Working with contractors is becoming more and more common as builders seek to find a balance between a number of jobs and deliverables. Hiring a contractor becomes useful for their skills (or tools) but on a short-term basis. This saves costs as compared to a full-time employee plus it gets the job done. How well it gets done is entirely dependent on your hiring skills. We’ve compiled a couple of secrets you can use to effectively manage your contractors in your building business.
Let’s get straight into them.
1. Ensure that you are covered for work cover and superannuation
Employers aren’t required to pay superannuation to just any contractor, but there are types of contractors that require this. These are referred to as bona fide contractors. The trick then is in determining who is, in fact, a contractor. Simply referring to someone as a contractor will not fit the bill.
Contractors that can provide an ABN might be caught in a superannuation provision but only if they are under a contract that is completely based on labour. When that happens, the contractor immediately becomes an employee for superannuation purposes, then the employer must make superannuation contributions on their behalf. A person who does work through a company won’t be recognised as an employee for superannuation purposes.
The ATO constantly makes checks on businesses to ensure that contractor superannuation provisions are not being imposed on employees. When they do find out that this is the case penalties and further investigation will be put into place.
The decision on whether a worker is an employee, or a contractor is based on the details of their contract. So, the next question becomes, what are the differences or ‘telling features’ between a contractor and an employee according to the ATO? We’ve compiled the following table to make sure that you are in the loop on what these telling features are:
|CONTROL||The builder controls the work the individual performs, hours, location of activity and how the work should be executed.||Contractors have control of all the work they perform, their hours, location of activity and how they perform the work.|
|INTEGRATION||The individual works as part of their builder’s business.||Contractors often operate on their own terms.|
|EXCLUSIVITY||Workers are on full-time employment||Contractors often perform services for several different businesses.|
|RESULTS’ CONTRACT||A full-time contract of employment has been drawn up.||A short-term contract has been created to achieve a specific outcome.|
|POWER TO DELEGATE||The employee does the work that they have been exclusively engaged for themselves||The contractor can go on to subcontract another with the required set of skills or tools|
|COMMERCIAL RISK||Workers have little responsibility to correct low quality work with the builder being held responsible.||Contractors are answerable for their own work with liability to correct it should the results be dissatisfactory|
|PROVISION OF TOOLS AND EQUIPMENT||Workers execute their duties using tools and supplies provided to them by their employer and are remunerated for work related inconveniences.||Contractors use their own tools and supplies and are answerable to any incurred expenses.|
|OTHER INDICIA||The builder has the right to suspend or dismiss. Workers are also eligible to essential rewards including annual, sick and long service leave.|
2. Ensure that the contractors are registered for GST
GST (Goods & Services Tax) is compulsory for bona fide contractors.

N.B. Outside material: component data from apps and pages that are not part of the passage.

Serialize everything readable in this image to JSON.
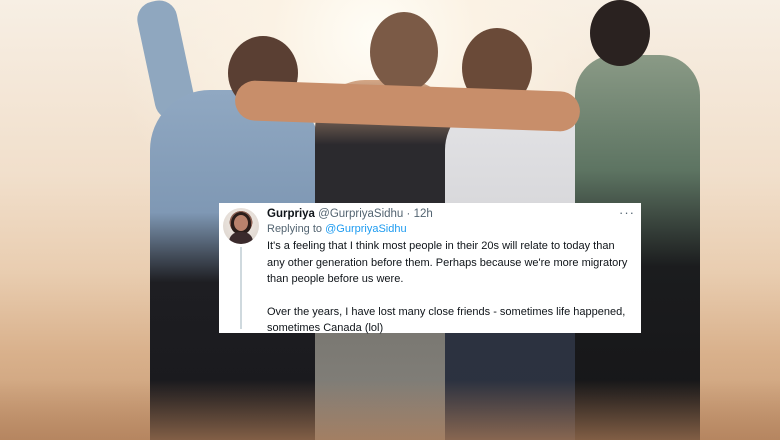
{
  "tweet": {
    "display_name": "Gurpriya",
    "handle": "@GurpriyaSidhu",
    "separator": "·",
    "time": "12h",
    "more_label": "···",
    "replying_prefix": "Replying to",
    "replying_handle": "@GurpriyaSidhu",
    "paragraph1": "It's a feeling that I think most people in their 20s will relate to today than any other generation before them. Perhaps because we're more migratory than people before us were.",
    "paragraph2": "Over the years, I have lost many close friends - sometimes life happened, sometimes Canada (lol)"
  },
  "colors": {
    "link_blue": "#1d9bf0",
    "text_primary": "#0f1419",
    "text_secondary": "#536471"
  },
  "icons": {
    "more": "more-options-icon"
  }
}
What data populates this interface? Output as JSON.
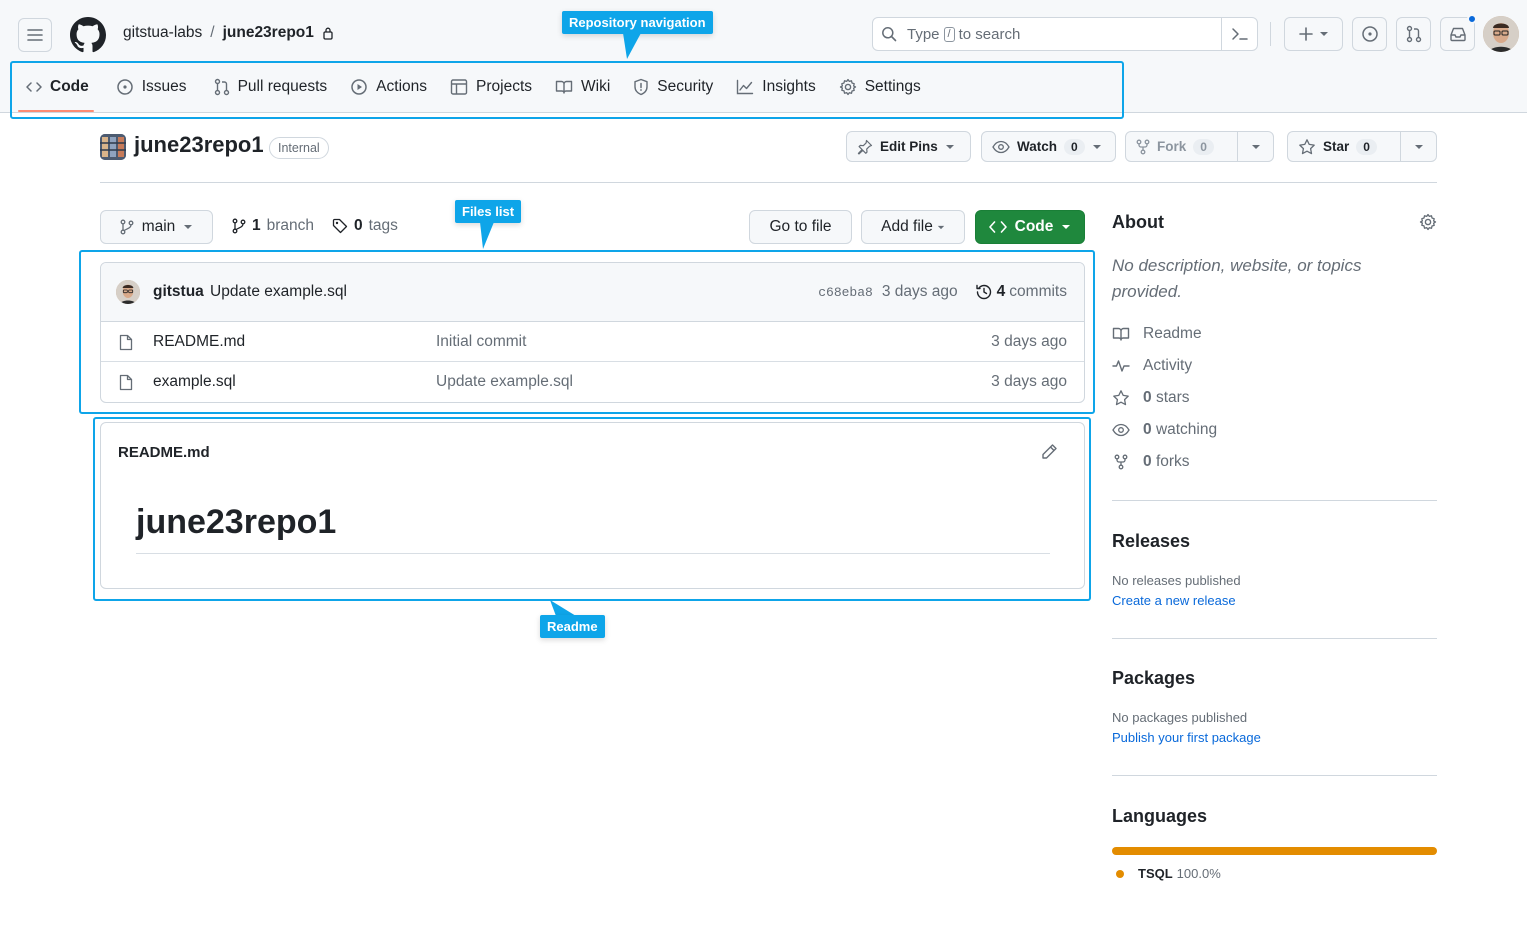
{
  "header": {
    "org": "gitstua-labs",
    "separator": "/",
    "repo": "june23repo1",
    "search_prefix": "Type",
    "search_key": "/",
    "search_suffix": "to search"
  },
  "tabs": [
    {
      "label": "Code",
      "icon": "code-icon",
      "active": true
    },
    {
      "label": "Issues",
      "icon": "issue-icon"
    },
    {
      "label": "Pull requests",
      "icon": "pull-request-icon"
    },
    {
      "label": "Actions",
      "icon": "play-icon"
    },
    {
      "label": "Projects",
      "icon": "table-icon"
    },
    {
      "label": "Wiki",
      "icon": "book-icon"
    },
    {
      "label": "Security",
      "icon": "shield-icon"
    },
    {
      "label": "Insights",
      "icon": "graph-icon"
    },
    {
      "label": "Settings",
      "icon": "gear-icon"
    }
  ],
  "repo_header": {
    "title": "june23repo1",
    "visibility": "Internal",
    "edit_pins": "Edit Pins",
    "watch": "Watch",
    "watch_count": "0",
    "fork": "Fork",
    "fork_count": "0",
    "star": "Star",
    "star_count": "0"
  },
  "toolbar": {
    "branch": "main",
    "branch_count": "1",
    "branch_label": "branch",
    "tag_count": "0",
    "tag_label": "tags",
    "go_to_file": "Go to file",
    "add_file": "Add file",
    "code": "Code"
  },
  "latest_commit": {
    "user": "gitstua",
    "message": "Update example.sql",
    "sha": "c68eba8",
    "age": "3 days ago",
    "commit_count": "4",
    "commit_label": "commits"
  },
  "files": [
    {
      "name": "README.md",
      "message": "Initial commit",
      "age": "3 days ago"
    },
    {
      "name": "example.sql",
      "message": "Update example.sql",
      "age": "3 days ago"
    }
  ],
  "readme": {
    "filename": "README.md",
    "heading": "june23repo1"
  },
  "sidebar": {
    "about_title": "About",
    "about_desc": "No description, website, or topics provided.",
    "readme": "Readme",
    "activity": "Activity",
    "stars_count": "0",
    "stars_label": "stars",
    "watching_count": "0",
    "watching_label": "watching",
    "forks_count": "0",
    "forks_label": "forks",
    "releases_title": "Releases",
    "releases_none": "No releases published",
    "releases_link": "Create a new release",
    "packages_title": "Packages",
    "packages_none": "No packages published",
    "packages_link": "Publish your first package",
    "languages_title": "Languages",
    "language_name": "TSQL",
    "language_pct": "100.0%"
  },
  "annotations": {
    "repo_nav": "Repository navigation",
    "files_list": "Files list",
    "readme": "Readme"
  },
  "colors": {
    "accent_blue": "#0969da",
    "callout": "#0ea5e9",
    "green_button": "#1f883d",
    "tab_underline": "#fd8c73",
    "tsql": "#e38c00"
  }
}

As sole traders, they have different obligations for super and tax that must be tended to as advised by the ATO.
Apart from showing proof that they are registered for GST, your contractors should also be able to provide an ABN number. If not, you have the right to withhold 47% of their full payment and make it known in your annual PAYG payment summary.
3. You need to confirm that you are not sham contracting
Drawing up contracts that have false information will cost your business once the partnership is zoomed in on by the ATO. When making contracts with contractors ensure that you have correctly stipulated their status: Employee or Contractor. The table above will help you figure out which feature applies for each but the ATO has also offered a ‘‘decision tool” to best calculate what your contract should entail. This tool is not intended to be used for individual workers, labour-hire firms or drivers gaining income from ride-sourcing connections.
How you use the decision tool is simple. You will be required to accurately respond to some questions about the working arrangement between you and your workers, both contractors and full-time employees. After you’ve completed this process, you will receive a report that states whether your worker is either an employee or a contractor and this information will be used for tax and super purposes. The report will also outline the superannuation and tax obligations you will need to fulfil.
Please note that the tool is always anonymous and will not store the information that you share with it or the answers you would have selected.
4. Prepare your subcontract agreements
Working with sub-contractors can be quite helpful in preventing your business from accumulating debt. It does make a HUGE difference, however, to put enough effort into putting your sub-contractor agreements in place first. These contracts make sure that your subbies are in the loop on what their obligations are on a project.
Before any work starts, these documents must be discussed then settled in form of signatures. They’ll have information ranging from the nit-pick details of the project, confidentiality, responsibilities, attitudes and personalities, payment, insurance, policies and procedures, customer expectations, termination, and other legal guidance.
Book a consultation with us to determine whether there are other issues that will affect your business. Tradies Accountants are also members of the Master Builders in Queensland and they provide excellent agreements.